The project involves surveys of established and new woodland sites, creating trial plots for species reintroduction, propagation of plants, researching suitable species and their growing conditions and liaising with other organisations involved in similar work.

Volunteer Work Weeks[edit]

Most of Trees for Life’s practical work is carried out by volunteers, through their programme of volunteer work weeks, providing opportunities for people to get involved and support their efforts. Held throughout spring and autumn, each week consists of 10 volunteers, and is run by two leaders, who may be Trees for Life staff members or Work Week volunteers who have been trained to lead weeks themselves. Work carried out includes native tree planting, non-native species removal, seed collection, fencing and the removal of redundant stock fences.

Each year a percentage of the volunteer groups are based at the charity's field base and nursery, Plodda Lodge, where they help with work in the nursery, as well as carrying out restoration work in the Caledonian Forest in nearby areas such as Glen Affric and Corrimony.

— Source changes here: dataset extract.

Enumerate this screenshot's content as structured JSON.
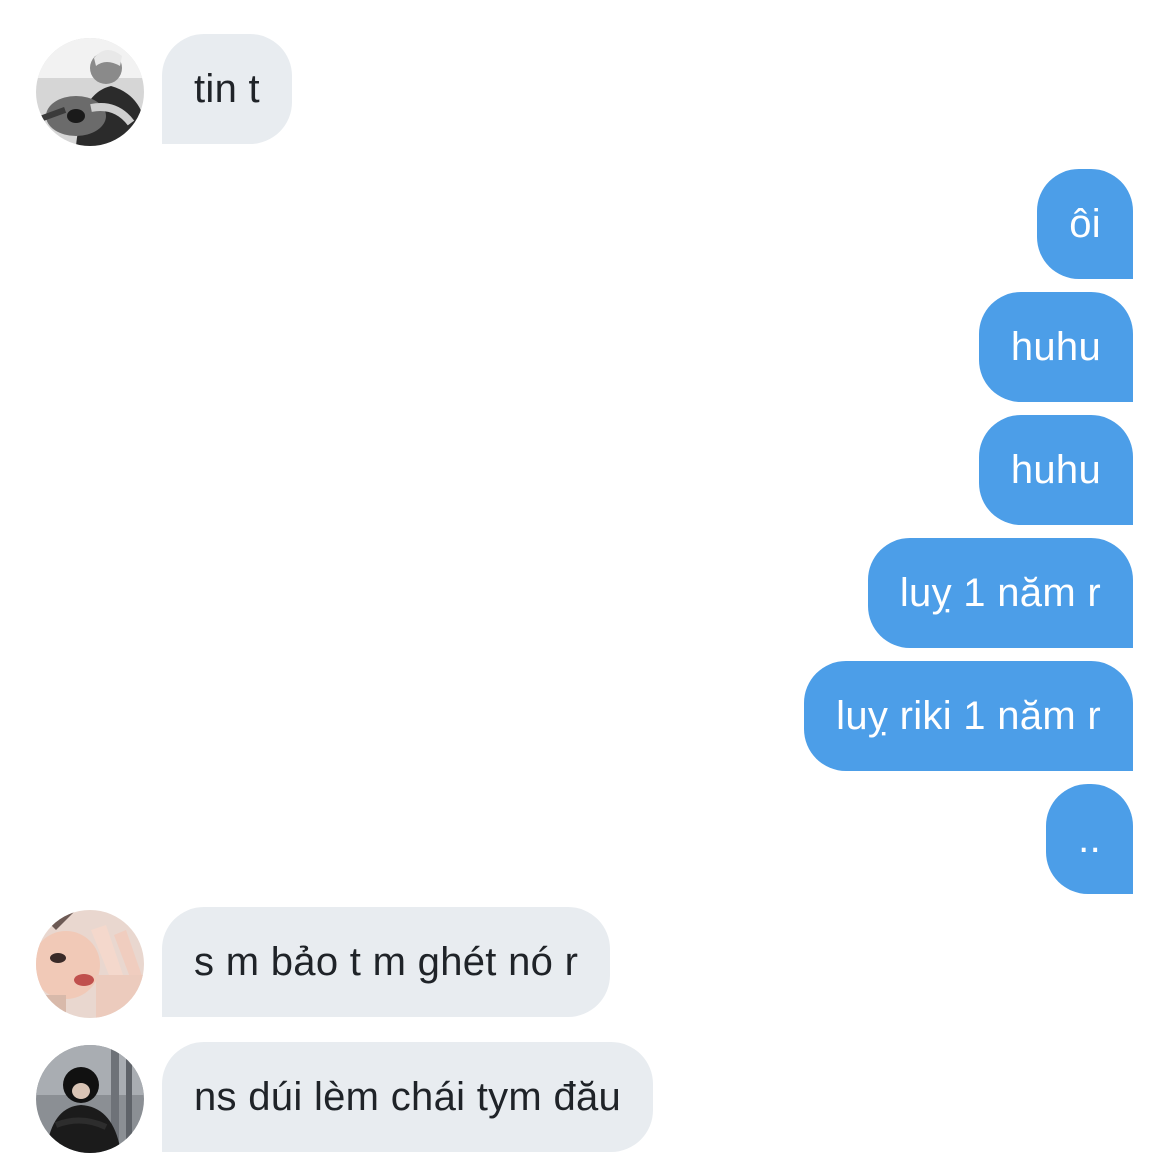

Plodda Lodge[edit]

Trees for Life purchased Plodda Lodge, near the village of Tomich just outside Glen Affric, in 1996. This large house is located in a quiet secluded area surrounded by trees and was built in the 1850s as a laundry for the Guisachan Estate. Its remote location in the forest makes it ideally suited for use as a field base for the charity’s increasing practical work in the area.

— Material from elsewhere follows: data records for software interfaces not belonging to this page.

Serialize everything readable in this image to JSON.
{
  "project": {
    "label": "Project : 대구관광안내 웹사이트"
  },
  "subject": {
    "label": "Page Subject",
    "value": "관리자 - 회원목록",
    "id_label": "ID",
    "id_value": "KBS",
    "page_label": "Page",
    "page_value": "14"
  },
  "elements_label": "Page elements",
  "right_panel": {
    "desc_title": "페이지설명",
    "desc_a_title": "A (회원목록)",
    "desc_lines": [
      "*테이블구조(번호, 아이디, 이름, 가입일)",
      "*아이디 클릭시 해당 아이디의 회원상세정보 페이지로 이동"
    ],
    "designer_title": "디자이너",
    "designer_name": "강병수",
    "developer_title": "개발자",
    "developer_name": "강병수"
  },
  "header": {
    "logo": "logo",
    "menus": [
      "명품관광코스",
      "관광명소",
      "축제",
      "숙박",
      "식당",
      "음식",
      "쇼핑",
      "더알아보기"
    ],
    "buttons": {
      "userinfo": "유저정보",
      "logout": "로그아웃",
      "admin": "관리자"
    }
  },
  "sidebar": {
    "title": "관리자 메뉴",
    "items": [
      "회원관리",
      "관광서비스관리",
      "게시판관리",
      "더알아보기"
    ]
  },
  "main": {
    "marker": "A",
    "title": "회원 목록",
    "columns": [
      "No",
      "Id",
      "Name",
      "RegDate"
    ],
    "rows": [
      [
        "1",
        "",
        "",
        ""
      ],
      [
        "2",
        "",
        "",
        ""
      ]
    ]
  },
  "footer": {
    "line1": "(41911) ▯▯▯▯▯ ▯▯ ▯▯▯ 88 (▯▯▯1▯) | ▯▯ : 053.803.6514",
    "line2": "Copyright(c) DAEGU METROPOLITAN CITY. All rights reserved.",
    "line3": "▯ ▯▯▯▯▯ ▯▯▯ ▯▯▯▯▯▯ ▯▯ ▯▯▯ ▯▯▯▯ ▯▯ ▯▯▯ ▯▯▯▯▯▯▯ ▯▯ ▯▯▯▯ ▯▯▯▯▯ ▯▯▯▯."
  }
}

Plodda Lodge is now run as a tree nursery, propagating trees from seeds and cuttings collected by Trees for Life staff and volunteers, with an emphasis on growing some of the rarer and/or less easily available tree species native to the Caledonian Forest such as eared willow, hazel and juniper.

Dundreggan Estate[edit]

In August 2008 Trees for Life successfully purchased the 4,000 hectare Dundreggan Estate in Glen Moriston, in the Scottish Highlands – one of the largest areas of land in the UK to be bought for forest restoration. The £1.65 million deal is the charity’s most significant and important project to date, and follows more than two years of negotiations.

Dundreggan, lying on the north side of Glen Moriston to the west of Loch Ness, is home to declining species such as black grouse and wood ants. It contains areas of ancient woodland, including one of Scotland’s best areas of juniper as well as significant areas of dwarf birch, however much of the estate is open treeless ground. It has been managed as a traditional sporting estate for many years, and heavy grazing by sheep and deer has prevented the healthy growth of woodland and other natural habitats. Trees for Life's purchase of the estate will allow them to plant 500,000 native trees and re-connect the forest between Glen Moriston and Glen Affric.

By 2058, Trees for Life’s long-term plan will see Dundreggan restored to a wild landscape of diverse natural forest cover, with the return of species including red squirrel, capercaillie, golden eagle, European beaver and wild boar. Scientific research and education programmes will be established and most human infrastructure removed. Dundreggan Lodge and a neighbouring cottage will be renovated to a high ecological standard, providing a base for volunteers and educational displays for students, researchers and school children.